(Beginning of DATA RECORDS)
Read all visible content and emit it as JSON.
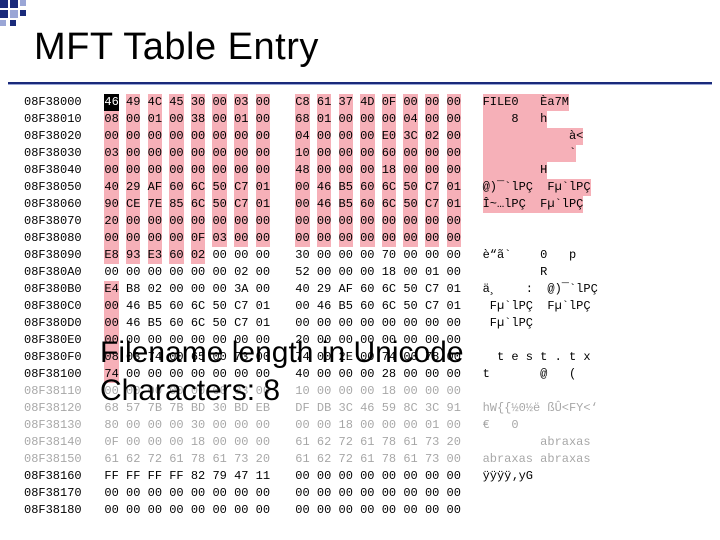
{
  "title": "MFT Table Entry",
  "overlay": {
    "line1": "Filename length in Unicode",
    "line2": "Characters: 8"
  },
  "columns": [
    "address",
    "hex_group_a",
    "hex_group_b",
    "ascii"
  ],
  "rows": [
    {
      "addr": "08F38000",
      "a": "46 49 4C 45 30 00 03 00",
      "b": "C8 61 37 4D 0F 00 00 00",
      "asc": "FILE0   Èa7M"
    },
    {
      "addr": "08F38010",
      "a": "08 00 01 00 38 00 01 00",
      "b": "68 01 00 00 00 04 00 00",
      "asc": "    8   h"
    },
    {
      "addr": "08F38020",
      "a": "00 00 00 00 00 00 00 00",
      "b": "04 00 00 00 E0 3C 02 00",
      "asc": "            à<"
    },
    {
      "addr": "08F38030",
      "a": "03 00 00 00 00 00 00 00",
      "b": "10 00 00 00 60 00 00 00",
      "asc": "            `"
    },
    {
      "addr": "08F38040",
      "a": "00 00 00 00 00 00 00 00",
      "b": "48 00 00 00 18 00 00 00",
      "asc": "        H"
    },
    {
      "addr": "08F38050",
      "a": "40 29 AF 60 6C 50 C7 01",
      "b": "00 46 B5 60 6C 50 C7 01",
      "asc": "@)¯`lPÇ  Fµ`lPÇ"
    },
    {
      "addr": "08F38060",
      "a": "90 CE 7E 85 6C 50 C7 01",
      "b": "00 46 B5 60 6C 50 C7 01",
      "asc": "Î~…lPÇ  Fµ`lPÇ"
    },
    {
      "addr": "08F38070",
      "a": "20 00 00 00 00 00 00 00",
      "b": "00 00 00 00 00 00 00 00",
      "asc": ""
    },
    {
      "addr": "08F38080",
      "a": "00 00 00 00 0F 03 00 00",
      "b": "00 00 00 00 00 00 00 00",
      "asc": ""
    },
    {
      "addr": "08F38090",
      "a": "E8 93 E3 60 02 00 00 00",
      "b": "30 00 00 00 70 00 00 00",
      "asc": "è“ã`    0   p"
    },
    {
      "addr": "08F380A0",
      "a": "00 00 00 00 00 00 02 00",
      "b": "52 00 00 00 18 00 01 00",
      "asc": "        R"
    },
    {
      "addr": "08F380B0",
      "a": "E4 B8 02 00 00 00 3A 00",
      "b": "40 29 AF 60 6C 50 C7 01",
      "asc": "ä¸    :  @)¯`lPÇ"
    },
    {
      "addr": "08F380C0",
      "a": "00 46 B5 60 6C 50 C7 01",
      "b": "00 46 B5 60 6C 50 C7 01",
      "asc": " Fµ`lPÇ  Fµ`lPÇ"
    },
    {
      "addr": "08F380D0",
      "a": "00 46 B5 60 6C 50 C7 01",
      "b": "00 00 00 00 00 00 00 00",
      "asc": " Fµ`lPÇ"
    },
    {
      "addr": "08F380E0",
      "a": "00 00 00 00 00 00 00 00",
      "b": "20 00 00 00 00 00 00 00",
      "asc": ""
    },
    {
      "addr": "08F380F0",
      "a": "08 03 74 00 65 00 73 00",
      "b": "74 00 2E 00 74 00 78 00",
      "asc": "  t e s t . t x"
    },
    {
      "addr": "08F38100",
      "a": "74 00 00 00 00 00 00 00",
      "b": "40 00 00 00 28 00 00 00",
      "asc": "t       @   ("
    },
    {
      "addr": "08F38110",
      "a": "00 00 00 00 00 00 03 00",
      "b": "10 00 00 00 18 00 00 00",
      "asc": ""
    },
    {
      "addr": "08F38120",
      "a": "68 57 7B 7B BD 30 BD EB",
      "b": "DF DB 3C 46 59 8C 3C 91",
      "asc": "hW{{½0½ë ßÛ<FY<‘"
    },
    {
      "addr": "08F38130",
      "a": "80 00 00 00 30 00 00 00",
      "b": "00 00 18 00 00 00 01 00",
      "asc": "€   0"
    },
    {
      "addr": "08F38140",
      "a": "0F 00 00 00 18 00 00 00",
      "b": "61 62 72 61 78 61 73 20",
      "asc": "        abraxas "
    },
    {
      "addr": "08F38150",
      "a": "61 62 72 61 78 61 73 20",
      "b": "61 62 72 61 78 61 73 00",
      "asc": "abraxas abraxas"
    },
    {
      "addr": "08F38160",
      "a": "FF FF FF FF 82 79 47 11",
      "b": "00 00 00 00 00 00 00 00",
      "asc": "ÿÿÿÿ‚yG"
    },
    {
      "addr": "08F38170",
      "a": "00 00 00 00 00 00 00 00",
      "b": "00 00 00 00 00 00 00 00",
      "asc": ""
    },
    {
      "addr": "08F38180",
      "a": "00 00 00 00 00 00 00 00",
      "b": "00 00 00 00 00 00 00 00",
      "asc": ""
    }
  ],
  "highlight_rows": [
    "08F38000",
    "08F38010",
    "08F38020",
    "08F38030",
    "08F38040",
    "08F38050",
    "08F38060",
    "08F38070",
    "08F38080"
  ],
  "partial_highlight": {
    "addr": "08F38090",
    "chars_a": 5
  },
  "vertical_highlight_addrs": [
    "08F380B0",
    "08F380C0",
    "08F380D0",
    "08F380E0",
    "08F380F0",
    "08F38100"
  ],
  "cursor": {
    "addr": "08F38000",
    "col": 0
  }
}
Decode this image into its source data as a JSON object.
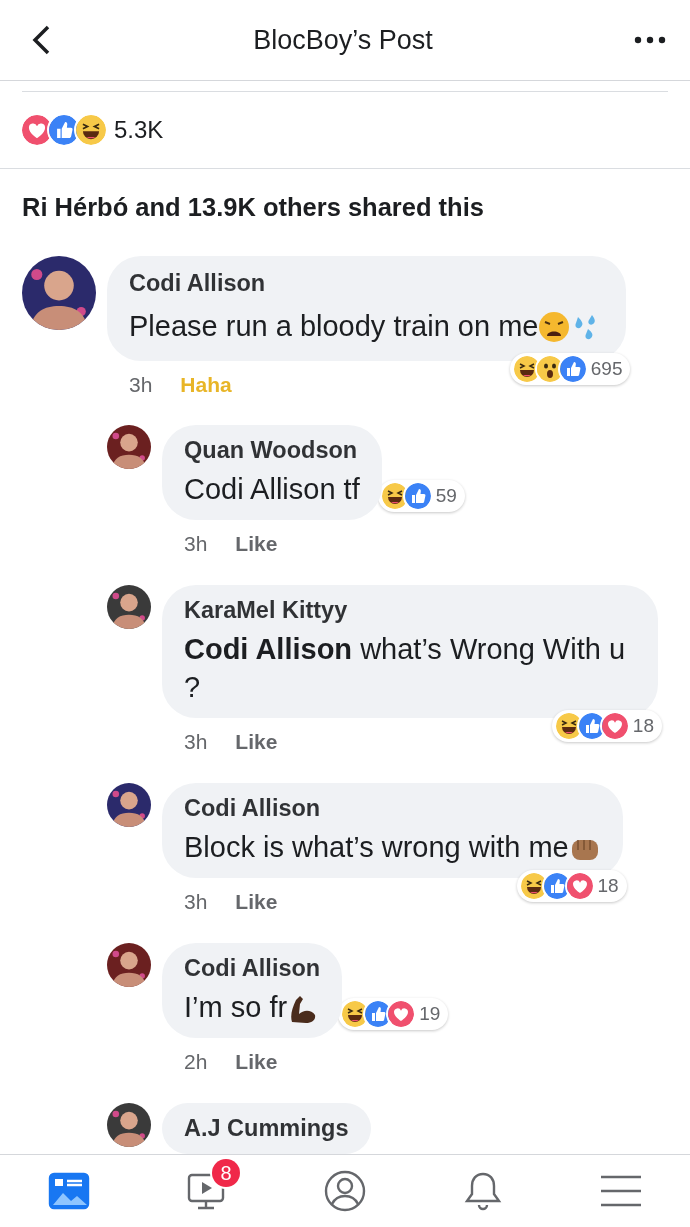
{
  "header": {
    "title": "BlocBoy’s Post"
  },
  "reactions_summary": {
    "reactions": [
      {
        "kind": "love"
      },
      {
        "kind": "like"
      },
      {
        "kind": "haha"
      }
    ],
    "count": "5.3K"
  },
  "shared_text": "Ri Hérbó and 13.9K others shared this",
  "comments": [
    {
      "author": "Codi Allison",
      "text": "Please run a bloody train on me",
      "emoji": [
        {
          "kind": "weary"
        },
        {
          "kind": "droplets"
        }
      ],
      "time": "3h",
      "action": {
        "label": "Haha",
        "selected": true
      },
      "reactions": {
        "kind": "overlap",
        "items": [
          {
            "kind": "haha"
          },
          {
            "kind": "wow"
          },
          {
            "kind": "like"
          }
        ],
        "count": "695"
      },
      "children": [
        {
          "author": "Quan Woodson",
          "text": "Codi Allison tf",
          "time": "3h",
          "action": {
            "label": "Like",
            "selected": false
          },
          "reactions": {
            "kind": "inline",
            "items": [
              {
                "kind": "haha"
              },
              {
                "kind": "like"
              }
            ],
            "count": "59"
          }
        },
        {
          "author": "KaraMel Kittyy",
          "text": "**Codi Allison** what’s Wrong With u ?",
          "time": "3h",
          "action": {
            "label": "Like",
            "selected": false
          },
          "reactions": {
            "kind": "overlap",
            "items": [
              {
                "kind": "haha"
              },
              {
                "kind": "like"
              },
              {
                "kind": "love"
              }
            ],
            "count": "18"
          }
        },
        {
          "author": "Codi Allison",
          "text": "Block is what’s wrong with me",
          "emoji": [
            {
              "kind": "fist"
            }
          ],
          "time": "3h",
          "action": {
            "label": "Like",
            "selected": false
          },
          "reactions": {
            "kind": "overlap",
            "items": [
              {
                "kind": "haha"
              },
              {
                "kind": "like"
              },
              {
                "kind": "love"
              }
            ],
            "count": "18"
          }
        },
        {
          "author": "Codi Allison",
          "text": "I’m so fr",
          "emoji": [
            {
              "kind": "flexed-arm"
            }
          ],
          "time": "2h",
          "action": {
            "label": "Like",
            "selected": false
          },
          "reactions": {
            "kind": "inline",
            "items": [
              {
                "kind": "haha"
              },
              {
                "kind": "like"
              },
              {
                "kind": "love"
              }
            ],
            "count": "19"
          }
        },
        {
          "author": "A.J Cummings"
        }
      ]
    }
  ],
  "tab_bar": [
    {
      "kind": "feed",
      "selected": true
    },
    {
      "kind": "video",
      "selected": false,
      "badge": "8"
    },
    {
      "kind": "profile",
      "selected": false
    },
    {
      "kind": "notifications",
      "selected": false
    },
    {
      "kind": "menu",
      "selected": false
    }
  ]
}
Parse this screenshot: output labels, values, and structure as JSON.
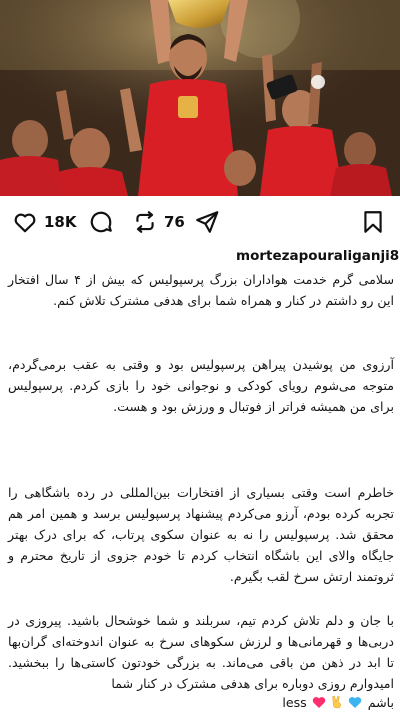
{
  "post": {
    "image": {
      "description_icon": "celebration-photo",
      "colors": {
        "jersey": "#d81f26",
        "trophy": "#d9b24a"
      }
    },
    "actions": {
      "like_icon": "heart-icon",
      "like_count": "18K",
      "comment_icon": "comment-icon",
      "repost_icon": "repost-icon",
      "repost_count": "76",
      "share_icon": "send-icon",
      "save_icon": "bookmark-icon"
    },
    "username": "mortezapouraliganji88 .",
    "caption": {
      "paragraph_1": "سلامی گرم خدمت هواداران بزرگ پرسپولیس که بیش از ۴ سال افتخار این رو داشتم در کنار و همراه شما برای هدفی مشترک تلاش کنم.",
      "paragraph_2": "آرزوی من پوشیدن پیراهن پرسپولیس بود و وقتی به عقب برمی‌گردم، متوجه می‌شوم رویای کودکی و نوجوانی خود را بازی کردم. پرسپولیس برای من همیشه فراتر از فوتبال و ورزش بود و هست.",
      "paragraph_3": "خاطرم است وقتی بسیاری از افتخارات بین‌المللی در رده باشگاهی را تجربه کرده بودم، آرزو می‌کردم پیشنهاد پرسپولیس برسد و همین امر هم محقق شد. پرسپولیس را نه به عنوان سکوی پرتاب، که برای درک بهتر جایگاه والای این باشگاه انتخاب کردم تا خودم جزوی از تاریخ محترم و ثروتمند ارتش سرخ لقب بگیرم.",
      "paragraph_4": "با جان و دلم تلاش کردم تیم، سربلند و شما خوشحال باشید. پیروزی در دربی‌ها و قهرمانی‌ها و لرزش سکوهای سرخ به عنوان اندوخته‌ای گران‌بها تا ابد در ذهن من باقی می‌ماند. به بزرگی خودتون کاستی‌ها را ببخشید. امیدوارم روزی دوباره برای هدفی مشترک در کنار شما",
      "closing_word": "باشم",
      "closing_emojis": [
        "heart-red-icon",
        "victory-hand-icon",
        "heart-blue-icon"
      ],
      "tail": "less"
    }
  }
}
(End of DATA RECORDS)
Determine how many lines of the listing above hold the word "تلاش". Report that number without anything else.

ANSWER TO THE PROBLEM ▸ 2